Task item> When a line of the entries contains the word "this", report that line.

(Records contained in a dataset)
'''

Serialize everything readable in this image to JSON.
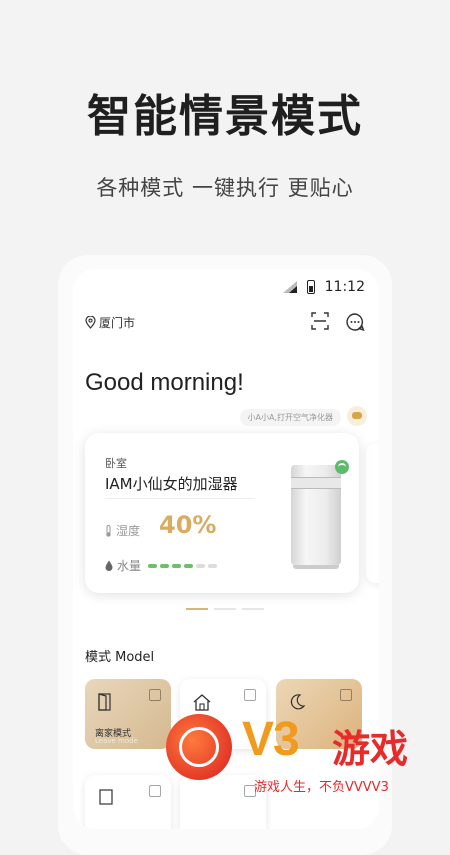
{
  "headline": "智能情景模式",
  "subline": "各种模式 一键执行 更贴心",
  "status_bar": {
    "time": "11:12"
  },
  "location": "厦门市",
  "greeting": "Good morning!",
  "assistant_prompt": "小A小A,打开空气净化器",
  "device_card": {
    "room": "卧室",
    "name": "IAM小仙女的加湿器",
    "humidity_label": "湿度",
    "humidity_value": "40%",
    "water_label": "水量",
    "water_level_filled": 4,
    "water_level_total": 6
  },
  "pager": {
    "pages": 3,
    "active": 0
  },
  "section_title": "模式 Model",
  "modes": [
    {
      "label": "离家模式",
      "sub": "Leave mode"
    },
    {
      "label": "",
      "sub": ""
    },
    {
      "label": "",
      "sub": ""
    }
  ],
  "watermark": {
    "brand": "V3",
    "brand_zh": "游戏",
    "slogan": "游戏人生，不负VVVV3"
  },
  "colors": {
    "accent_gold": "#d8ad62",
    "water_green": "#6cc167",
    "water_empty": "#dcdcdc",
    "watermark_red": "#e72a2a",
    "watermark_orange": "#f09a1e"
  }
}
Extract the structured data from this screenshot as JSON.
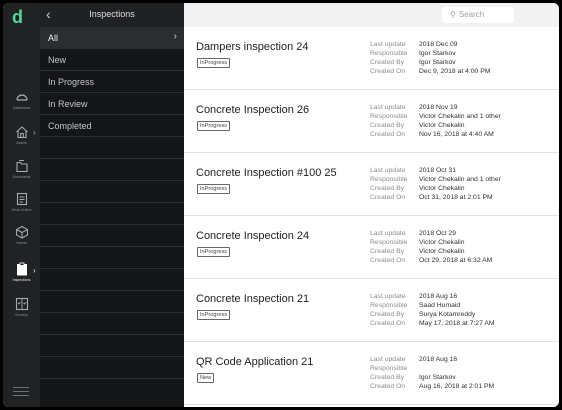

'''

Problem solution>
Serialize everything readable in this image to JSON.
Extract the structured data from this screenshot as JSON.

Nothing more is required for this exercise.